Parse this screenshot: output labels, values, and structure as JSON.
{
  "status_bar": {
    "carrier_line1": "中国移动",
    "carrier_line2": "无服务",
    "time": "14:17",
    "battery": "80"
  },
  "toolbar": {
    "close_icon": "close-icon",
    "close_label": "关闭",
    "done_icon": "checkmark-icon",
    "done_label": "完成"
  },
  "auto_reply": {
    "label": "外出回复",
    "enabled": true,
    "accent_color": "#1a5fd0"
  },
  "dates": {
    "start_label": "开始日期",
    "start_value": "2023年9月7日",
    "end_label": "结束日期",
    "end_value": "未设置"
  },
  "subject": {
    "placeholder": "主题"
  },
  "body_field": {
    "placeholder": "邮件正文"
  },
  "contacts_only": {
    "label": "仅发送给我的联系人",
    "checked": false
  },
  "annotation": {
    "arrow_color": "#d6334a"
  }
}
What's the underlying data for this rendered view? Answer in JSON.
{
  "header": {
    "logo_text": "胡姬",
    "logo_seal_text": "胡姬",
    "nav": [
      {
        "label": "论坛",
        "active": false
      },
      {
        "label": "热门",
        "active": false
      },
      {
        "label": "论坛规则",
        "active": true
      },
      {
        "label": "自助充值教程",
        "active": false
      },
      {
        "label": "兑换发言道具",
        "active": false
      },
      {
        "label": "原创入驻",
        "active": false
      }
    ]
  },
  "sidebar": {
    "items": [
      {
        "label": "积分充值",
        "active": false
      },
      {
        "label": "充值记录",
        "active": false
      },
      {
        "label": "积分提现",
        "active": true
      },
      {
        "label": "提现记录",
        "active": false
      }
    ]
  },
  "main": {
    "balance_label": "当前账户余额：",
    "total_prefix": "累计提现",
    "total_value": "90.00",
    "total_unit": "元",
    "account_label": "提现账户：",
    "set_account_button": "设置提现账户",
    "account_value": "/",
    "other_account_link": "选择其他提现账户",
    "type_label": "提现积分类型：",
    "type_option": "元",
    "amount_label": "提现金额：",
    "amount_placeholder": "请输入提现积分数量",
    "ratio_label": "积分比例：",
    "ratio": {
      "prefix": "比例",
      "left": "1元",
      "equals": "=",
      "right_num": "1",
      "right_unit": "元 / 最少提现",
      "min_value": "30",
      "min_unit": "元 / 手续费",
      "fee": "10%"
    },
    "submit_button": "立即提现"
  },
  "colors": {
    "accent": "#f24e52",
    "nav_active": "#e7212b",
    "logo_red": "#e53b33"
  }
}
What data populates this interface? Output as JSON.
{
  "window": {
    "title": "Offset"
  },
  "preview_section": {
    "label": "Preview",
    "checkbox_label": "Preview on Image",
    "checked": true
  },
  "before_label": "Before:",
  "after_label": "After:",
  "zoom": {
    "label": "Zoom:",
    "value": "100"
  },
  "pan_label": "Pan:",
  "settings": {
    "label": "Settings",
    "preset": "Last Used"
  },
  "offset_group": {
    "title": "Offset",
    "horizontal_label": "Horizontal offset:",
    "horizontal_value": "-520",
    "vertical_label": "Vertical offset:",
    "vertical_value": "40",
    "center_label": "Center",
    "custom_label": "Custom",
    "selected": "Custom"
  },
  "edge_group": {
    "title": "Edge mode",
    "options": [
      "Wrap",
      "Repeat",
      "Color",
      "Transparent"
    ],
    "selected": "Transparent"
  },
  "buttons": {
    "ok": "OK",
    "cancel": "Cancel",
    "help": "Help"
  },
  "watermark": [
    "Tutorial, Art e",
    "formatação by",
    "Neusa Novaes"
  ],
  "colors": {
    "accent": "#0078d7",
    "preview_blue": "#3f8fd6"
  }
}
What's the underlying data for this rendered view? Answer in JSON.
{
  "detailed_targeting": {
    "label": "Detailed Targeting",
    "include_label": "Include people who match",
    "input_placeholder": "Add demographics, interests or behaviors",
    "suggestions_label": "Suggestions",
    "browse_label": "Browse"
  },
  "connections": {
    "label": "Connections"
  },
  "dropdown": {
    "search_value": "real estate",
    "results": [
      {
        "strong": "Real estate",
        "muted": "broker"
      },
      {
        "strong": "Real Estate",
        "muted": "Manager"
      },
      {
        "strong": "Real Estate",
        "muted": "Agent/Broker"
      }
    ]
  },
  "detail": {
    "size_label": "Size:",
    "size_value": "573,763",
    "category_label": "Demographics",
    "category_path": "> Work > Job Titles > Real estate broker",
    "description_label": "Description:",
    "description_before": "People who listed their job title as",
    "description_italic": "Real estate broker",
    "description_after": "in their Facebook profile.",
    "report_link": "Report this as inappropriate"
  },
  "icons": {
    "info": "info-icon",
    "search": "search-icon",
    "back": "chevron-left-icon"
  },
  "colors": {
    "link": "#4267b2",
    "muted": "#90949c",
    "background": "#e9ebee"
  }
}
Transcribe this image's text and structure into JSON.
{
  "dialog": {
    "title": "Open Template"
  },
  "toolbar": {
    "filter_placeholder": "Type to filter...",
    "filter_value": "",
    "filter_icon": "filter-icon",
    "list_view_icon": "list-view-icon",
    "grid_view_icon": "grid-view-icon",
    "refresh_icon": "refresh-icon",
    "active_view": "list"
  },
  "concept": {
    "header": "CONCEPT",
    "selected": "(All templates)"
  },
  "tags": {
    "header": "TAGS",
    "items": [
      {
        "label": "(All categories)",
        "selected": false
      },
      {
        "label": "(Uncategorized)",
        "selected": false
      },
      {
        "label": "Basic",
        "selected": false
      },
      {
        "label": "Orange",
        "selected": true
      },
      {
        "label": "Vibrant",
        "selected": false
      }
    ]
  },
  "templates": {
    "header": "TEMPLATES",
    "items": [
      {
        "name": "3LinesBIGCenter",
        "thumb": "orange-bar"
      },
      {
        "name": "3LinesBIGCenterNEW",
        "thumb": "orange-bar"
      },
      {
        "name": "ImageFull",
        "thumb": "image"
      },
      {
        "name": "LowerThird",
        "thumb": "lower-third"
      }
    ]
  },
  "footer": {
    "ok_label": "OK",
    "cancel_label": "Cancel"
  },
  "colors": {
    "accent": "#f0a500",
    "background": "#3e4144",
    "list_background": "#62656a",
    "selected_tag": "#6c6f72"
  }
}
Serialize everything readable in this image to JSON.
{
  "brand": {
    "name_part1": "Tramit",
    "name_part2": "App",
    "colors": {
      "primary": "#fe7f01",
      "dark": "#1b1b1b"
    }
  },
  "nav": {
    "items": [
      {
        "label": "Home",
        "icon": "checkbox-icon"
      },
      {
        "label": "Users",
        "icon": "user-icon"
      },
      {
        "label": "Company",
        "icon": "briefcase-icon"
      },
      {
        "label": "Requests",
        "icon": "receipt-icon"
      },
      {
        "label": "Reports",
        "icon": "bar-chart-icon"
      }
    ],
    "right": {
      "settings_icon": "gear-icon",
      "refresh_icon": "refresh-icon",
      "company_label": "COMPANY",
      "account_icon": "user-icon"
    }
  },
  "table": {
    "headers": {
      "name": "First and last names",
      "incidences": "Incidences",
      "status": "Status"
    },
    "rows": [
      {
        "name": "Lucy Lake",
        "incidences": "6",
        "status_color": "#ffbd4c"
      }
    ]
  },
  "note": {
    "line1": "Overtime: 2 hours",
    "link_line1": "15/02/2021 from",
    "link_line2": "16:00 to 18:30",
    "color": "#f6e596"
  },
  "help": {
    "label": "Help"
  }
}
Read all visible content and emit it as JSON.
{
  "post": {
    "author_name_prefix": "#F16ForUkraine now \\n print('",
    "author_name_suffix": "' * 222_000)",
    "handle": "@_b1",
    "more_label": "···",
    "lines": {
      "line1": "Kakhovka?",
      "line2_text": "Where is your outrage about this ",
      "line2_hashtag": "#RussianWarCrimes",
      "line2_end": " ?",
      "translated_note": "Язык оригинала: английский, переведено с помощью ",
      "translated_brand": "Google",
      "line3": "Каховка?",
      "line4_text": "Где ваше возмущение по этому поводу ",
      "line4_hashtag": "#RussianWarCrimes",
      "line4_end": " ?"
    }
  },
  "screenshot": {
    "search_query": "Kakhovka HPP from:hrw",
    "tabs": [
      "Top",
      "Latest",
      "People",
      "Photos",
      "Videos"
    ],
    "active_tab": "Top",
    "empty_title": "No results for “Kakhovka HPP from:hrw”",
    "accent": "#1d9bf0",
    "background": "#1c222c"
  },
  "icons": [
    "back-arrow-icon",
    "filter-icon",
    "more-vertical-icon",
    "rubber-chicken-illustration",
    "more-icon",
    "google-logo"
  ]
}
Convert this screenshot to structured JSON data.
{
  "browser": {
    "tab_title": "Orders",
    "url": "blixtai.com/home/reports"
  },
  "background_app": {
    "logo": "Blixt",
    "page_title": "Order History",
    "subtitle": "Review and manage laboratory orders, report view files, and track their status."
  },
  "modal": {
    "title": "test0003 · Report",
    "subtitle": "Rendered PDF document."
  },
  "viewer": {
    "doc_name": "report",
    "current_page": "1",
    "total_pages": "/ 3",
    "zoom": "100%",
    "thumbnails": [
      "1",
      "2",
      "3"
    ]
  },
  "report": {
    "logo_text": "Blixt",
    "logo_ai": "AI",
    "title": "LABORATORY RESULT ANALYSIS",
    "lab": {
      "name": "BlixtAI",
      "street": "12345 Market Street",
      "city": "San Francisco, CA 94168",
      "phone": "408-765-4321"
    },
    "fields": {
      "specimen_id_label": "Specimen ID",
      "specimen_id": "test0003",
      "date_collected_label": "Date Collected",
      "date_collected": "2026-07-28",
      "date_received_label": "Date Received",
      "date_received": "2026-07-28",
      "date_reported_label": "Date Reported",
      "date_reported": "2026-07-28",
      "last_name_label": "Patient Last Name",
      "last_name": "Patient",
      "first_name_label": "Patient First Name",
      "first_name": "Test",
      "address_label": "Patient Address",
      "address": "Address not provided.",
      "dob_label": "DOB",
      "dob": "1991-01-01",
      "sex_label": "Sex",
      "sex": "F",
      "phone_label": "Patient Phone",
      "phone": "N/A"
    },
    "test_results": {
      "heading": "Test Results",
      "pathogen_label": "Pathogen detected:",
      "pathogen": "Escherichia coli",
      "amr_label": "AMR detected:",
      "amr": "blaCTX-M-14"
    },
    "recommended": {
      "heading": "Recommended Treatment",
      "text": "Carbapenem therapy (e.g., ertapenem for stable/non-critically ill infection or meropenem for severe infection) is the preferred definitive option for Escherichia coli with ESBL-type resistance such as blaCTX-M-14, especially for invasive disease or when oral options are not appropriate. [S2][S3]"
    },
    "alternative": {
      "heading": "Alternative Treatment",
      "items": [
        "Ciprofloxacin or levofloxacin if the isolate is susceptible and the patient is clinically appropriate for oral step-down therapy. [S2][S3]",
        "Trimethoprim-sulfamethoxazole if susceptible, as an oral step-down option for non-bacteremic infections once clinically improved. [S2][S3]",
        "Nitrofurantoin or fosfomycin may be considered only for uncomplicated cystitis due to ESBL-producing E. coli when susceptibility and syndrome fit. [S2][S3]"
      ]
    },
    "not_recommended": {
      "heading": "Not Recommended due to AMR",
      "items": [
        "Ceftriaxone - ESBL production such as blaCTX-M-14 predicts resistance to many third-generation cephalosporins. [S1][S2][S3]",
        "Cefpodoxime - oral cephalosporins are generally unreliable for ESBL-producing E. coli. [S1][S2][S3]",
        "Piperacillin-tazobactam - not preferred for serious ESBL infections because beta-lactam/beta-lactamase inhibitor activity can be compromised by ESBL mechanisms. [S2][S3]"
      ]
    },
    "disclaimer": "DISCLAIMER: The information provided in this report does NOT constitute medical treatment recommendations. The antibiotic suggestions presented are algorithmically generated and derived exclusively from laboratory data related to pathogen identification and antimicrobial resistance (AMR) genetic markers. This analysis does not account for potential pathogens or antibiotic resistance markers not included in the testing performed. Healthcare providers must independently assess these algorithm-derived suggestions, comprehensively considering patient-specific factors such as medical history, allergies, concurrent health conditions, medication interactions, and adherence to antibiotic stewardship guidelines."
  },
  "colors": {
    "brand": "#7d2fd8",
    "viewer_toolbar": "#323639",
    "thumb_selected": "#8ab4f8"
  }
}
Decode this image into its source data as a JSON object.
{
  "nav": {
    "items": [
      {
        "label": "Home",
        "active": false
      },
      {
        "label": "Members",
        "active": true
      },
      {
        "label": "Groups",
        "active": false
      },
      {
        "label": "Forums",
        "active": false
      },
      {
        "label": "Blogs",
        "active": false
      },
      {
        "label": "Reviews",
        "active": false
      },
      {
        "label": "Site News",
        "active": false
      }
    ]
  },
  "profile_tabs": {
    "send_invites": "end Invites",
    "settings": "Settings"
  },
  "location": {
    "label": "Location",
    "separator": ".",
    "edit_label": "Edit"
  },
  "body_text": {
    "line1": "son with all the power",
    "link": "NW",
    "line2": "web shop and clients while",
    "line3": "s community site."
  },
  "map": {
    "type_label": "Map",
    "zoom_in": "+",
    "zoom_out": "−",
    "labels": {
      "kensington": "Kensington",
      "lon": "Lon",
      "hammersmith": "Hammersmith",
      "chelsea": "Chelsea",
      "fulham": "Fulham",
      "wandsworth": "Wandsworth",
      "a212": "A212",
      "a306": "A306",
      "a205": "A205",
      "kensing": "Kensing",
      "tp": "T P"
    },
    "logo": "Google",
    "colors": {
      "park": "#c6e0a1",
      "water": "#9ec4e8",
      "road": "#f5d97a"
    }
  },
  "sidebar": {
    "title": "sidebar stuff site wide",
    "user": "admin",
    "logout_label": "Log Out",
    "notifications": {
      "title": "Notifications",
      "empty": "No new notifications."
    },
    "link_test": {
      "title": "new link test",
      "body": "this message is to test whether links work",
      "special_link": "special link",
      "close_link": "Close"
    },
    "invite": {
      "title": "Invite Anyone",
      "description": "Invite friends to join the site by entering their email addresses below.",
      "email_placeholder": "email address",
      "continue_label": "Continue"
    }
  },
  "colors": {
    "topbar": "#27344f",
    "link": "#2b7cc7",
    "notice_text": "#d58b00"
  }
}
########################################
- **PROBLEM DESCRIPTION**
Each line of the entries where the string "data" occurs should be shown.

- **RESPONSE FOR THIS EXERCISE**
What's the underlying data for this rendered view? Answer in JSON.
What data populates this interface? Output as JSON.
What's the underlying data for this rendered view? Answer in JSON.
Convert this screenshot to structured JSON data.
    "disclaimer": "DISCLAIMER: The information provided in this report does NOT constitute medical treatment recommendations. The antibiotic suggestions presented are algorithmically generated and derived exclusively from laboratory data related to pathogen identification and antimicrobial resistance (AMR) genetic markers. This analysis does not account for potential pathogens or antibiotic resistance markers not included in the testing performed. Healthcare providers must independently assess these algorithm-derived suggestions, comprehensively considering patient-specific factors such as medical history, allergies, concurrent health conditions, medication interactions, and adherence to antibiotic stewardship guidelines."
Decode this image into its source data as a JSON object.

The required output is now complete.